As reported in yesterday’s Boston Globe:
“When Noel Van Wagner began working as a stripper in New England clubs about 15 years ago, she typically got a modest wage or no salary at all. But she said she made so much in tips – $300 to $800 per shift – that she didn’t care and didn’t even mind paying club owners $10 or $20 for the right to perform each night.
Like other forms of entertainment, however, strip clubs have lost customers because of the bad economy, and Van Wagner said the place where she works, Ten’s Show Club in Salisbury, has responded by wringing as much money as it can out of each dancer. The club, she says, pays no salary, charges each stripper $40 to $60 per shift to perform, and imposes other fees for lateness or failing to participate in every dance routine – all at a time when tips have plunged.
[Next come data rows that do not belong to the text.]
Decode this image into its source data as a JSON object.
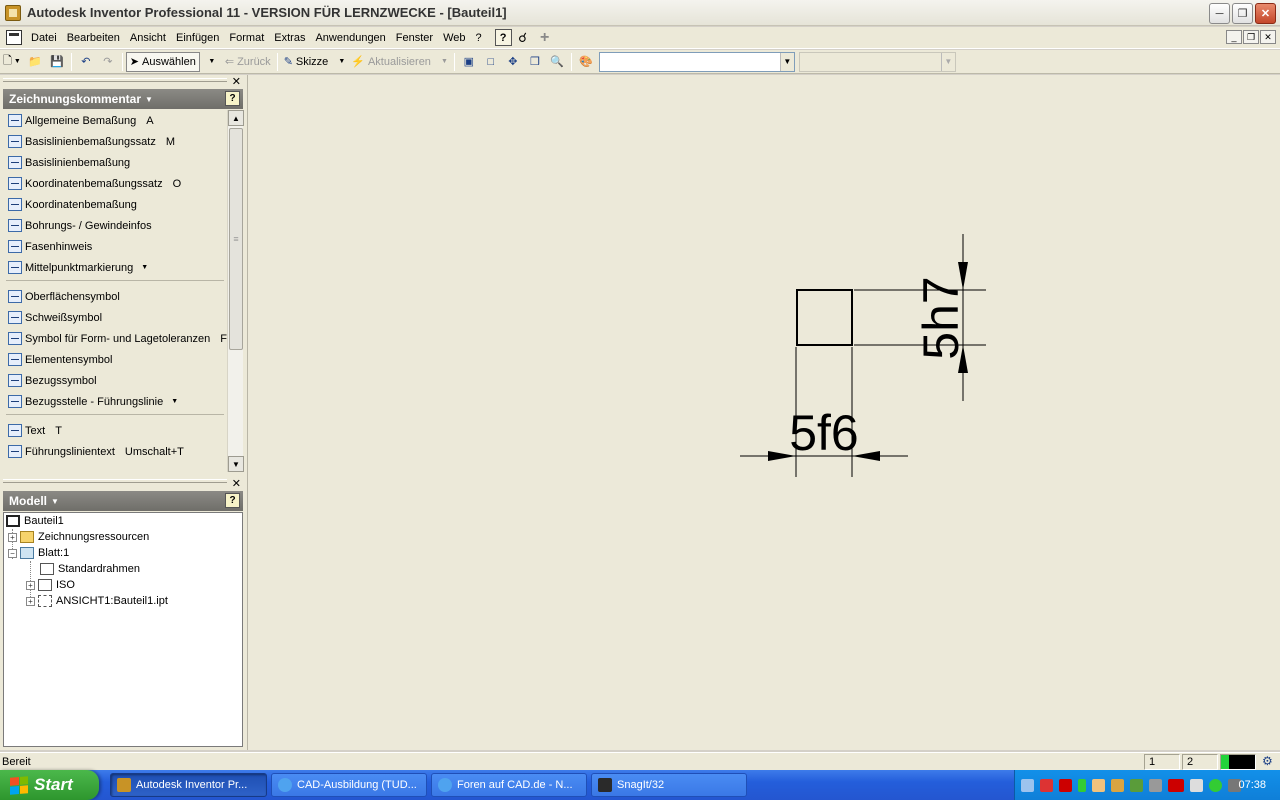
{
  "window": {
    "title": "Autodesk Inventor Professional 11 - VERSION FÜR LERNZWECKE - [Bauteil1]"
  },
  "menubar": {
    "items": [
      {
        "label": "Datei",
        "u": "D"
      },
      {
        "label": "Bearbeiten",
        "u": "B"
      },
      {
        "label": "Ansicht",
        "u": "A"
      },
      {
        "label": "Einfügen",
        "u": "E"
      },
      {
        "label": "Format",
        "u": "o"
      },
      {
        "label": "Extras",
        "u": "x"
      },
      {
        "label": "Anwendungen",
        "u": "n"
      },
      {
        "label": "Fenster",
        "u": "F"
      },
      {
        "label": "Web",
        "u": "W"
      },
      {
        "label": "?",
        "u": "?"
      }
    ]
  },
  "toolbar": {
    "select_label": "Auswählen",
    "back_label": "Zurück",
    "sketch_label": "Skizze",
    "update_label": "Aktualisieren",
    "style_combo_value": "",
    "layer_combo_value": ""
  },
  "annotation_panel": {
    "title": "Zeichnungskommentar",
    "commands": [
      {
        "label": "Allgemeine Bemaßung",
        "key": "A"
      },
      {
        "label": "Basislinienbemaßungssatz",
        "key": "M"
      },
      {
        "label": "Basislinienbemaßung",
        "key": ""
      },
      {
        "label": "Koordinatenbemaßungssatz",
        "key": "O"
      },
      {
        "label": "Koordinatenbemaßung",
        "key": ""
      },
      {
        "label": "Bohrungs- / Gewindeinfos",
        "key": ""
      },
      {
        "label": "Fasenhinweis",
        "key": ""
      },
      {
        "label": "Mittelpunktmarkierung",
        "key": ""
      },
      {
        "label": "Oberflächensymbol",
        "key": ""
      },
      {
        "label": "Schweißsymbol",
        "key": ""
      },
      {
        "label": "Symbol für Form- und Lagetoleranzen",
        "key": "F"
      },
      {
        "label": "Elementensymbol",
        "key": ""
      },
      {
        "label": "Bezugssymbol",
        "key": ""
      },
      {
        "label": "Bezugsstelle - Führungslinie",
        "key": ""
      },
      {
        "label": "Text",
        "key": "T"
      },
      {
        "label": "Führungslinientext",
        "key": "Umschalt+T"
      }
    ]
  },
  "model_panel": {
    "title": "Modell",
    "tree": [
      {
        "label": "Bauteil1"
      },
      {
        "label": "Zeichnungsressourcen"
      },
      {
        "label": "Blatt:1"
      },
      {
        "label": "Standardrahmen"
      },
      {
        "label": "ISO"
      },
      {
        "label": "ANSICHT1:Bauteil1.ipt"
      }
    ]
  },
  "drawing": {
    "horizontal_dimension": "5f6",
    "vertical_dimension": "5h7"
  },
  "statusbar": {
    "text": "Bereit",
    "cell1": "1",
    "cell2": "2"
  },
  "taskbar": {
    "start_label": "Start",
    "tasks": [
      {
        "label": "Autodesk Inventor Pr...",
        "active": true
      },
      {
        "label": "CAD-Ausbildung (TUD...",
        "active": false
      },
      {
        "label": "Foren auf CAD.de - N...",
        "active": false
      },
      {
        "label": "SnagIt/32",
        "active": false
      }
    ],
    "clock": "07:38"
  }
}
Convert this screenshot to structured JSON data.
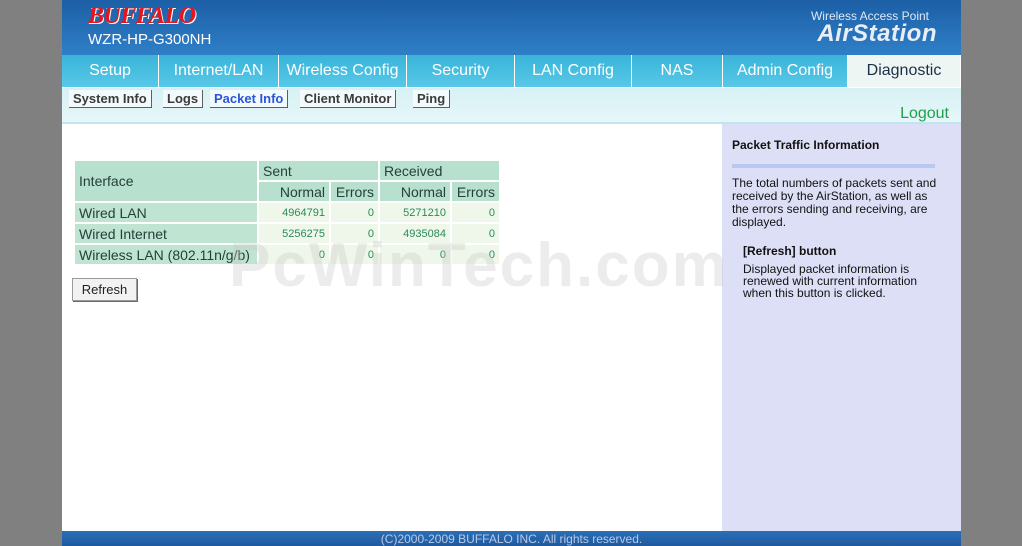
{
  "header": {
    "brand": "BUFFALO",
    "model": "WZR-HP-G300NH",
    "product_sub": "Wireless Access Point",
    "product_name": "AirStation"
  },
  "tabs": [
    {
      "label": "Setup"
    },
    {
      "label": "Internet/LAN"
    },
    {
      "label": "Wireless Config"
    },
    {
      "label": "Security"
    },
    {
      "label": "LAN Config"
    },
    {
      "label": "NAS"
    },
    {
      "label": "Admin Config"
    },
    {
      "label": "Diagnostic",
      "active": true
    }
  ],
  "subnav": {
    "items": [
      {
        "label": "System Info"
      },
      {
        "label": "Logs"
      },
      {
        "label": "Packet Info",
        "active": true
      },
      {
        "label": "Client Monitor"
      },
      {
        "label": "Ping"
      }
    ],
    "logout": "Logout"
  },
  "table": {
    "header": {
      "interface": "Interface",
      "sent": "Sent",
      "received": "Received",
      "normal": "Normal",
      "errors": "Errors"
    },
    "rows": [
      {
        "interface": "Wired LAN",
        "sent_normal": "4964791",
        "sent_errors": "0",
        "recv_normal": "5271210",
        "recv_errors": "0"
      },
      {
        "interface": "Wired Internet",
        "sent_normal": "5256275",
        "sent_errors": "0",
        "recv_normal": "4935084",
        "recv_errors": "0"
      },
      {
        "interface": "Wireless LAN (802.11n/g/b)",
        "sent_normal": "0",
        "sent_errors": "0",
        "recv_normal": "0",
        "recv_errors": "0"
      }
    ]
  },
  "refresh_label": "Refresh",
  "help": {
    "title": "Packet Traffic Information",
    "text": "The total numbers of packets sent and received by the AirStation, as well as the errors sending and receiving, are displayed.",
    "button_title": "[Refresh] button",
    "button_text": "Displayed packet information is renewed with current information when this button is clicked."
  },
  "footer": "(C)2000-2009 BUFFALO INC. All rights reserved.",
  "watermark": "PcWinTech.com",
  "colors": {
    "header_blue": "#1c5fa6",
    "tab_cyan": "#39b4d8",
    "help_bg": "#dddff7",
    "logout_green": "#1fa14b"
  }
}
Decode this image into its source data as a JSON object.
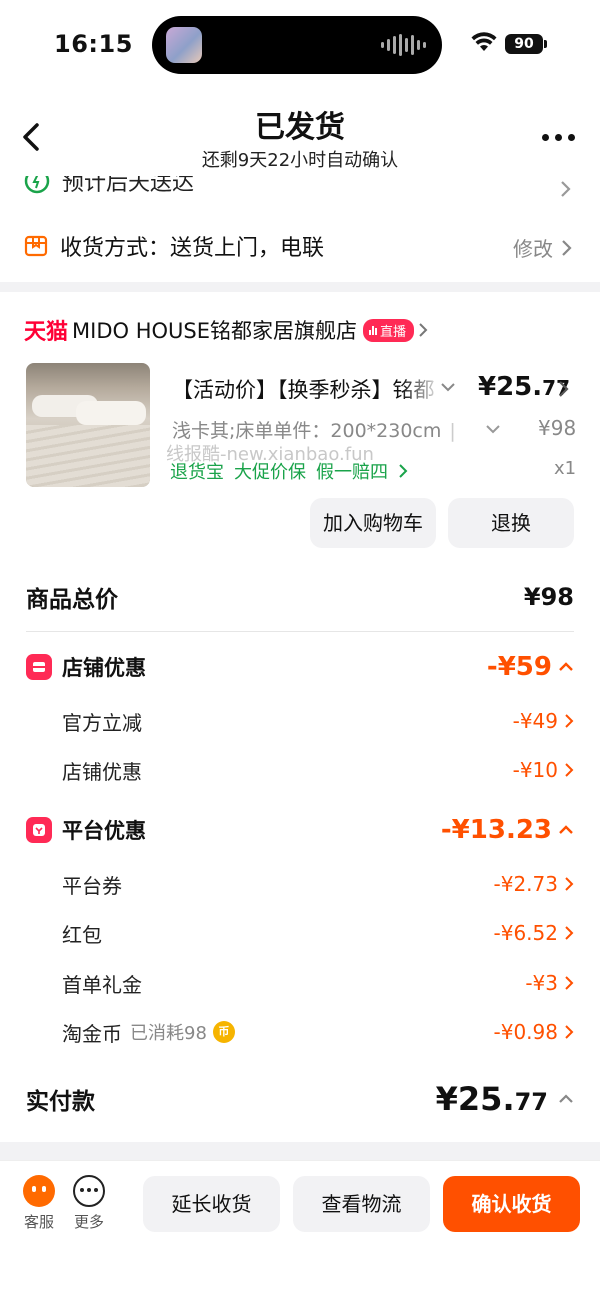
{
  "status_bar": {
    "time": "16:15",
    "battery": "90"
  },
  "header": {
    "title": "已发货",
    "subtitle": "还剩9天22小时自动确认"
  },
  "delivery": {
    "partial_row": "预计后天送达",
    "shipping_method": "收货方式：送货上门，电联",
    "edit_label": "修改"
  },
  "shop": {
    "platform": "天猫",
    "name": "MIDO HOUSE铭都家居旗舰店",
    "live_badge": "直播"
  },
  "product": {
    "title": "【活动价】【换季秒杀】铭都",
    "price_main": "¥25.",
    "price_decimal": "77",
    "spec": "浅卡其;床单单件：200*230cm",
    "original_price": "¥98",
    "watermark": "线报酷-new.xianbao.fun",
    "tags": [
      "退货宝",
      "大促价保",
      "假一赔四"
    ],
    "quantity": "x1",
    "buttons": {
      "add_cart": "加入购物车",
      "return": "退换"
    }
  },
  "summary": {
    "total_label": "商品总价",
    "total_value": "¥98",
    "store_discount": {
      "label": "店铺优惠",
      "value": "-¥59",
      "items": [
        {
          "label": "官方立减",
          "value": "-¥49"
        },
        {
          "label": "店铺优惠",
          "value": "-¥10"
        }
      ]
    },
    "platform_discount": {
      "label": "平台优惠",
      "value": "-¥13.23",
      "items": [
        {
          "label": "平台券",
          "value": "-¥2.73"
        },
        {
          "label": "红包",
          "value": "-¥6.52"
        },
        {
          "label": "首单礼金",
          "value": "-¥3"
        },
        {
          "label": "淘金币",
          "note": "已消耗98",
          "value": "-¥0.98"
        }
      ]
    },
    "paid_label": "实付款",
    "paid_main": "¥25.",
    "paid_decimal": "77"
  },
  "bottom_bar": {
    "service": "客服",
    "more": "更多",
    "extend": "延长收货",
    "logistics": "查看物流",
    "confirm": "确认收货"
  },
  "colors": {
    "accent": "#ff5000",
    "tmall": "#ff0036",
    "green_tag": "#1aa34a",
    "discount_icon": "#ff2a55"
  },
  "icons": [
    "back-chevron-icon",
    "more-dots-icon",
    "clock-icon",
    "box-icon",
    "chevron-right-icon",
    "chevron-down-icon",
    "chevron-up-icon",
    "live-bars-icon",
    "store-icon",
    "coupon-icon",
    "coin-icon",
    "service-icon",
    "more-circle-icon",
    "wifi-icon",
    "battery-icon"
  ]
}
Yesterday, she and another dancer at the club, along with one who left in March, sued the business in Essex Superior Court for allegedly misclassifying them as “independent contractors,” depriving them of wages and tips. The strippers were emboldened by a recent state court ruling that about 70 strippers who worked at King Arthur’s Lounge in Chelsea were entitled to recover thousands of dollars in damages in a class-action lawsuit that made similar allegations. That complaint was believed to be the first of its kind in Massachusetts.”
To read the entire article go to the Boston Globe’s website.
Although it is a widespread practice nationwide, for adult entertainment nightclubs to treat their performers as independent contractors vs employees, most courts to have considered the issue have found such performers to be employees. Nonetheless the rampant misclassification of strippers and other adult entertainers continues all over the country.